Publishing is an unusual industry in many ways, yet perhaps the most bizarre of its kinks is the returns system. Under this system, provided certain criteria are met, booksellers of all kinds are able to return unsold books back to their original publisher. The publisher then has to refund their value and either house the overstock or pulp it.
But has the system become more damaging than it is profitable? And where, when no other industry conducts this practice, did it originate?
Keeping booksellers afloat
The origins of the returns system are publishing legend. While many claim its originator was Simon & Schuster, there doesn’t seem to be any available hard evidence to back that up. What does seem clear is that returns contracts first became popular during the Great Depression, when books were selling badly. It helped give publishers a competitive edge, by allowing bookstores to take chances on large print runs when it wasn’t clear whether or not the book would sell.
By the end of the Great Depression, it had become common practice, and today it is an embedded part of the industry. Were returns to disappear overnight, it would cause chaos. However, there are arguably more problems associated with returns than benefits, especially for publishers.
Pros and cons: time for a divorce?
For publishers, the returns system is a real bane: it is hard to report profit with certainty when half your sales could be returned at any moment; housing or pulping returned stock is an enormously expensive practice; and author payments are often withheld until cold hard sales figures are reported from the shops.
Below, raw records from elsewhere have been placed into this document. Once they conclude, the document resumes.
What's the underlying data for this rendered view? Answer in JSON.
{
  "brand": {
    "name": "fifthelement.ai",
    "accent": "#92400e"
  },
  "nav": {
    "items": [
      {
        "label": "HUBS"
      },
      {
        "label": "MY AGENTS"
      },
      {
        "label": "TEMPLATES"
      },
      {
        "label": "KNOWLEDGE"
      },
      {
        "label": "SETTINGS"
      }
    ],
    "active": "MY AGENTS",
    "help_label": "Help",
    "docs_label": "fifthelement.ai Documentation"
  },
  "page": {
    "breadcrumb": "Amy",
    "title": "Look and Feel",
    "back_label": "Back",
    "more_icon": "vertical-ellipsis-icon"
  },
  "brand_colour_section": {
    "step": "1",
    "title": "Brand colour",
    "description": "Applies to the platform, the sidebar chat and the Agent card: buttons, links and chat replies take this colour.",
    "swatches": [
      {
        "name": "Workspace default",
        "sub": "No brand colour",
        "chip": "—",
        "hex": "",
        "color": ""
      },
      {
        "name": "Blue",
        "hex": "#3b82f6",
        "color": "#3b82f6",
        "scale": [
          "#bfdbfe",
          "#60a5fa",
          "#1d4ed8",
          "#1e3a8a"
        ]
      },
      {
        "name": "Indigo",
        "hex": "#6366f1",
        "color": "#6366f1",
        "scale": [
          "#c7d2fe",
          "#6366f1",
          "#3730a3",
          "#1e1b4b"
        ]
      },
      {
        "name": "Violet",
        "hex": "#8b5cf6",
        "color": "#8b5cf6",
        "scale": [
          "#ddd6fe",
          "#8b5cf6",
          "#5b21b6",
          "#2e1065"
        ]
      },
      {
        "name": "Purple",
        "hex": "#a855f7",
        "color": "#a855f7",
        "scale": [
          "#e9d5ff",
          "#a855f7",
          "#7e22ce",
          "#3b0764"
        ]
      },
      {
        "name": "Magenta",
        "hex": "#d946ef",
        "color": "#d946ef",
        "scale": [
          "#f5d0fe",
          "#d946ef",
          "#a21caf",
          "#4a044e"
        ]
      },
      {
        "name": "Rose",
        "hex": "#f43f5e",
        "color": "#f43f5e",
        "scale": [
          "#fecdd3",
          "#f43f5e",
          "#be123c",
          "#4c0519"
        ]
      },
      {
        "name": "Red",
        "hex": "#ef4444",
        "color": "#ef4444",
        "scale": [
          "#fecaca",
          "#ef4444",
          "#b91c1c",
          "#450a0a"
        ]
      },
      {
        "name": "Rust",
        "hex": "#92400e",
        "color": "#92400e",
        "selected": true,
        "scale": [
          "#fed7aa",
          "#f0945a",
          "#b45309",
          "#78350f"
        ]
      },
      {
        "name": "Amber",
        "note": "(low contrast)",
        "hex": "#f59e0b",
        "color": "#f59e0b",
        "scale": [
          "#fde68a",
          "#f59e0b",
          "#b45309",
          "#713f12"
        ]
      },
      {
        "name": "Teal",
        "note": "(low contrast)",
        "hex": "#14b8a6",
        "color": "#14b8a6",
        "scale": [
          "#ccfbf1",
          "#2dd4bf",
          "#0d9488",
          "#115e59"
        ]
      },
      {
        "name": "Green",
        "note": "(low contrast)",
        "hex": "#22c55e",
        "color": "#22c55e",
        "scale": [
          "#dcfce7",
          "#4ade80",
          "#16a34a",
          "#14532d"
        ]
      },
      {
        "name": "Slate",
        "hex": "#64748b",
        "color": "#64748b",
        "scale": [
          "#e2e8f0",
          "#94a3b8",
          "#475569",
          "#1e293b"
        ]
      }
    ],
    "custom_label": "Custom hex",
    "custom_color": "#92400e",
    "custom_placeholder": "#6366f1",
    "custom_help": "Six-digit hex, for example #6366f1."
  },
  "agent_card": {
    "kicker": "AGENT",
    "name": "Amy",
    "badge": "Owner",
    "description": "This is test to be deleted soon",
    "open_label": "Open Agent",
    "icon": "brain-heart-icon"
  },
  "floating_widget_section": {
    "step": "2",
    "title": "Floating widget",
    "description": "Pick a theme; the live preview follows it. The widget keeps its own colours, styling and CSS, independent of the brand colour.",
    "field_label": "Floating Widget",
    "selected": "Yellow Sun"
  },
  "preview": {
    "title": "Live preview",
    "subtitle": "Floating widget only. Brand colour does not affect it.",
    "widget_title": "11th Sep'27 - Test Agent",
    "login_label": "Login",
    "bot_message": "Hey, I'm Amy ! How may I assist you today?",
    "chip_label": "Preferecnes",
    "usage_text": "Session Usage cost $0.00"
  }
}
The problems are manifold and complex. It isn’t just a financial problem either, because every time we print 5000 books when we could have printed 500, the planet takes a hit. For a lot of publishers, abandonment of the returns system is long overdue.
However, many booksellers claim that without the returns system, they would go under, even though this is manifestly not the case that retailers in other industries suffer this problem. While publishers can regularly expect to receive a average of 40% returns on a print run, unsold stock in other industries normally accounts for as little as 10%, as in the fashion industry.
Though there are many alternatives to the returns system currently being posited, the biggest issue seems not to be with its very existence, but that the rate of returns is so consistently high.
Fewer returns, less loss
High return rates can only occur for a couple of reasons: either the publisher has overprinted and/or the bookseller has over-ordered. In both cases, there is an indication that one or both parties’ sales predictions have failed to live up to expectations. Some would argue that publishing has a much harder market to predict than other industries, nevertheless we cannot deny that the industry’s rate of returns implies a concerning disconnect between us and the market.
If the returns system was taken away, it is likely that the biggest change would simply be smaller orders from booksellers and smaller print runs from publishers. Once the end of the chain has to foot the bill for unsold stock, rather than being able to pass it back up the line, the level of unsold stock is likely to go down, as in other industries.
Yet, such a state of affairs is completely achievable under the current system of returns, but it requires booksellers and publishers alike to be more reserved in their orders and print runs. We don’t necessarily need to change the system, only our attitudes toward it.
This is a guest post from Jasmin Kirkbride. Jasmin is a regular blogger for BookMachine and Editorial Assistant and Journalist. She is also a published author and you can find her on Twitter @jasminkirkbride.